◆ **EXERCISE**:
Write out the lines below once more, exactly as they appear. Do not include pictures.

Component data from apps and pages:

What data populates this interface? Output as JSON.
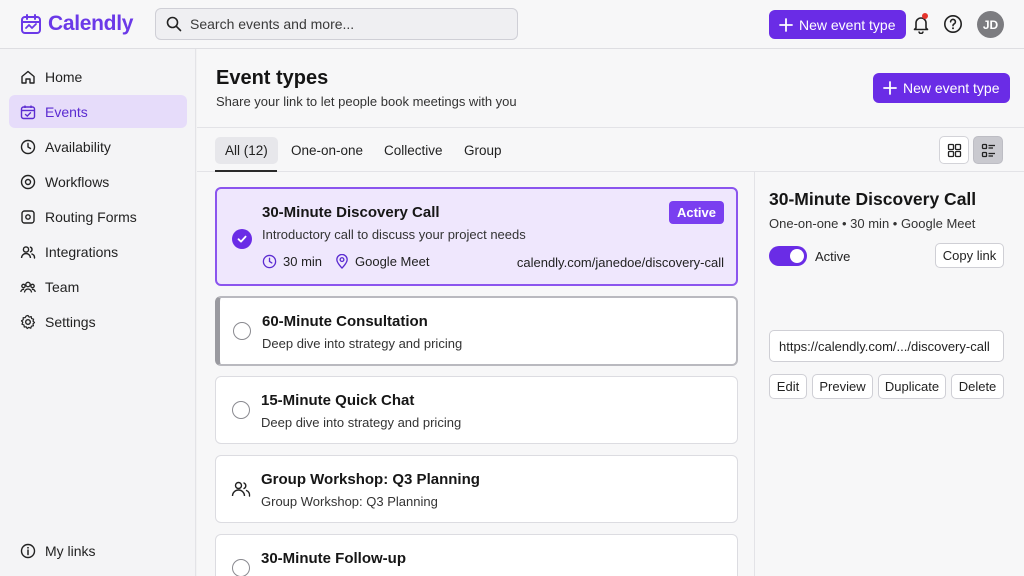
{
  "brand": {
    "name": "Calendly",
    "accent": "#6a2ce6"
  },
  "topbar": {
    "search_placeholder": "Search events and more...",
    "new_event_label": "New event type",
    "avatar_initials": "JD",
    "icons": [
      "calendar-logo-icon",
      "search-icon",
      "plus-icon",
      "bell-icon",
      "help-icon"
    ]
  },
  "sidebar": {
    "items": [
      {
        "label": "Home",
        "icon": "home-icon"
      },
      {
        "label": "Events",
        "icon": "calendar-check-icon",
        "active": true
      },
      {
        "label": "Availability",
        "icon": "clock-icon"
      },
      {
        "label": "Workflows",
        "icon": "workflow-icon"
      },
      {
        "label": "Routing Forms",
        "icon": "form-icon"
      },
      {
        "label": "Integrations",
        "icon": "integrations-icon"
      },
      {
        "label": "Team",
        "icon": "team-icon"
      },
      {
        "label": "Settings",
        "icon": "gear-icon"
      }
    ],
    "footer_label": "My links"
  },
  "header": {
    "title": "Event types",
    "subtitle": "Share your link to let people book meetings with you",
    "new_event_label": "New event type"
  },
  "tabs": [
    {
      "label": "All (12)",
      "active": true
    },
    {
      "label": "One-on-one"
    },
    {
      "label": "Collective"
    },
    {
      "label": "Group"
    }
  ],
  "events": [
    {
      "title": "30-Minute Discovery Call",
      "description": "Introductory call to discuss your project needs",
      "badge": "Active",
      "duration": "30 min",
      "location": "Google Meet",
      "link": "calendly.com/janedoe/discovery-call",
      "state": "selected"
    },
    {
      "title": "60-Minute Consultation",
      "description": "Deep dive into strategy and pricing",
      "state": "hover"
    },
    {
      "title": "15-Minute Quick Chat",
      "description": "Deep dive into strategy and pricing"
    },
    {
      "title": "Group Workshop: Q3 Planning",
      "description": "Group Workshop: Q3 Planning",
      "icon": "group-icon"
    },
    {
      "title": "30-Minute Follow-up",
      "description": ""
    }
  ],
  "details": {
    "title": "30-Minute Discovery Call",
    "subtitle": "One-on-one • 30 min • Google Meet",
    "status_label": "Active",
    "status_on": true,
    "copy_link_label": "Copy link",
    "url": "https://calendly.com/.../discovery-call",
    "actions": {
      "edit": "Edit",
      "preview": "Preview",
      "duplicate": "Duplicate",
      "delete": "Delete"
    }
  }
}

◆ **EXERCISE SOLUTION**:
What data populates this interface? Output as JSON.
{
  "brand": {
    "name": "Calendly",
    "accent": "#6a2ce6"
  },
  "topbar": {
    "search_placeholder": "Search events and more...",
    "new_event_label": "New event type",
    "avatar_initials": "JD",
    "icons": [
      "calendar-logo-icon",
      "search-icon",
      "plus-icon",
      "bell-icon",
      "help-icon"
    ]
  },
  "sidebar": {
    "items": [
      {
        "label": "Home",
        "icon": "home-icon"
      },
      {
        "label": "Events",
        "icon": "calendar-check-icon",
        "active": true
      },
      {
        "label": "Availability",
        "icon": "clock-icon"
      },
      {
        "label": "Workflows",
        "icon": "workflow-icon"
      },
      {
        "label": "Routing Forms",
        "icon": "form-icon"
      },
      {
        "label": "Integrations",
        "icon": "integrations-icon"
      },
      {
        "label": "Team",
        "icon": "team-icon"
      },
      {
        "label": "Settings",
        "icon": "gear-icon"
      }
    ],
    "footer_label": "My links"
  },
  "header": {
    "title": "Event types",
    "subtitle": "Share your link to let people book meetings with you",
    "new_event_label": "New event type"
  },
  "tabs": [
    {
      "label": "All (12)",
      "active": true
    },
    {
      "label": "One-on-one"
    },
    {
      "label": "Collective"
    },
    {
      "label": "Group"
    }
  ],
  "events": [
    {
      "title": "30-Minute Discovery Call",
      "description": "Introductory call to discuss your project needs",
      "badge": "Active",
      "duration": "30 min",
      "location": "Google Meet",
      "link": "calendly.com/janedoe/discovery-call",
      "state": "selected"
    },
    {
      "title": "60-Minute Consultation",
      "description": "Deep dive into strategy and pricing",
      "state": "hover"
    },
    {
      "title": "15-Minute Quick Chat",
      "description": "Deep dive into strategy and pricing"
    },
    {
      "title": "Group Workshop: Q3 Planning",
      "description": "Group Workshop: Q3 Planning",
      "icon": "group-icon"
    },
    {
      "title": "30-Minute Follow-up",
      "description": ""
    }
  ],
  "details": {
    "title": "30-Minute Discovery Call",
    "subtitle": "One-on-one • 30 min • Google Meet",
    "status_label": "Active",
    "status_on": true,
    "copy_link_label": "Copy link",
    "url": "https://calendly.com/.../discovery-call",
    "actions": {
      "edit": "Edit",
      "preview": "Preview",
      "duplicate": "Duplicate",
      "delete": "Delete"
    }
  }
}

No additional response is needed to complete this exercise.